My book has been out for two years and here they are sending me to Atlanta putting me up in an awesome hotel and allowing me to give out free books. Valerie, the Wiley rep working the booth with me, even had a restaurant bring me key lime birthday pie. Yes, I nearly died from stomach over-expansion after I ate, but it tasted so good.
It’s a small world
I’ve blurbed one book in my entire life – Daniel Seddiqui’s 50 Jobs in 50 States: One Man’s Journey of Discovery Across America. So the chances that Daniel along with his publisher Berrett-Koehler would setup right beside us at the conference would be pretty slim. But that’s what happened…

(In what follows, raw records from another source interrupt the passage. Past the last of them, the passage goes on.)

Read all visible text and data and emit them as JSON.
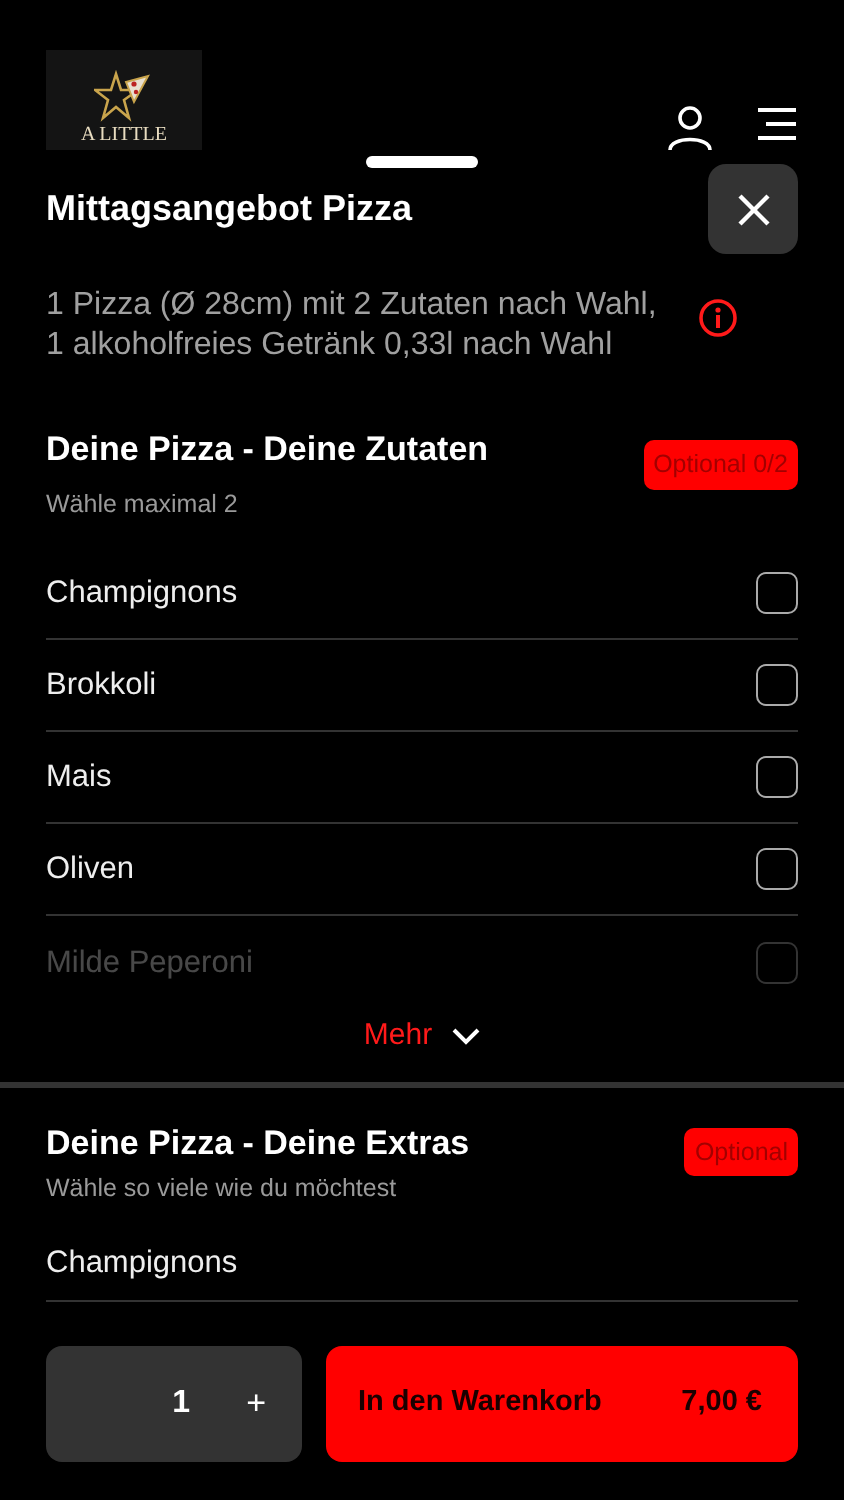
{
  "header": {
    "logo_text": "A LITTLE"
  },
  "sheet": {
    "title": "Mittagsangebot Pizza",
    "description": "1 Pizza (Ø 28cm) mit 2 Zutaten nach Wahl, 1 alkoholfreies Getränk 0,33l nach Wahl"
  },
  "groups": [
    {
      "title": "Deine Pizza - Deine Zutaten",
      "subtitle": "Wähle maximal 2",
      "badge": "Optional 0/2",
      "more": "Mehr",
      "options": [
        {
          "label": "Champignons",
          "checked": false,
          "faded": false
        },
        {
          "label": "Brokkoli",
          "checked": false,
          "faded": false
        },
        {
          "label": "Mais",
          "checked": false,
          "faded": false
        },
        {
          "label": "Oliven",
          "checked": false,
          "faded": false
        },
        {
          "label": "Milde Peperoni",
          "checked": false,
          "faded": true
        }
      ]
    },
    {
      "title": "Deine Pizza - Deine Extras",
      "subtitle": "Wähle so viele wie du möchtest",
      "badge": "Optional",
      "options": [
        {
          "label": "Champignons",
          "faded": false
        }
      ]
    }
  ],
  "footer": {
    "quantity": "1",
    "plus": "+",
    "cart_label": "In den Warenkorb",
    "price": "7,00 €"
  }
}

I read the book before Daniel’s parents read it. Here’s my full blurb:
Seddiqui gives a voice and hope to a generation of job seekers and graduates. His inspiring can-do spirit is contagious and his quest to get 50 jobs in 50 states puts the PATH in career path, the JOURNEY in journeyman. This is the best book by a bartending Amish-wood-woodworking, rodeo-announcing archaeologist that you’ll ever read.
Most of the last sentence made it onto the back cover. I think Daniel’s book should be in every high school and college career center, so when a “I don’t know what to do with my life” students walk in the door, they are handed a copy. 50 Jobs in 50 States comes out next month.
Did I mention that it’s a small world?
Obviously I’m a big fan of Conor Grennan’s remarkable new book Little Princes: One Man’s Promise to Bring Home the Lost Children of Nepal. When I wasn’t talking about how great Where am I Wearing has gone over as a common reader, I was saying something like, “Do you know what else would be a great common reader? Little Princes by Conor Grennan.” At one point someone responded, “He’s going to be here tomorrow.”
I briefly met Conor and he was complete jerk. I’m kidding. He was a really cool dude. In fact, I said something that sounded a little too “Single, White, Female”-ish, “We’re practically the same person.” After that his handler whisked him away to an event. We’re travelers turned give-a-shit artists, dads at the same stage of parenting (not-so terrible twos), lovers of Nepal, and first-time authors. I look forward to the day Conor and I can sit and have a chat about kids, Nepalese orphans, and his wise choice of sweaters vs. collared shirts. (No ironing! Genius! Why didn’t I think of that. I spend half my time in hotels trying to not catch my wrinkled shirts on fire with malfunctioning irons.)
I talked with professors from all across the country. It turns out many of them had been conducting “Check your tag” class activities for years. We had a lot to talk about. So much, in fact, I nearly lost my voice. Quite a few of them would say, “Hey, I’ve heard of this book,” and I would have to fight back from hugging them. They’re educators and readers, but even more than that they are fire-starters. They try to find ways to light a fire beneath students at the beginning of their college careers.
All-in-all I had a great time and I hope that the conference leads to being able to share the story of the garment workers I met around the world with even more students.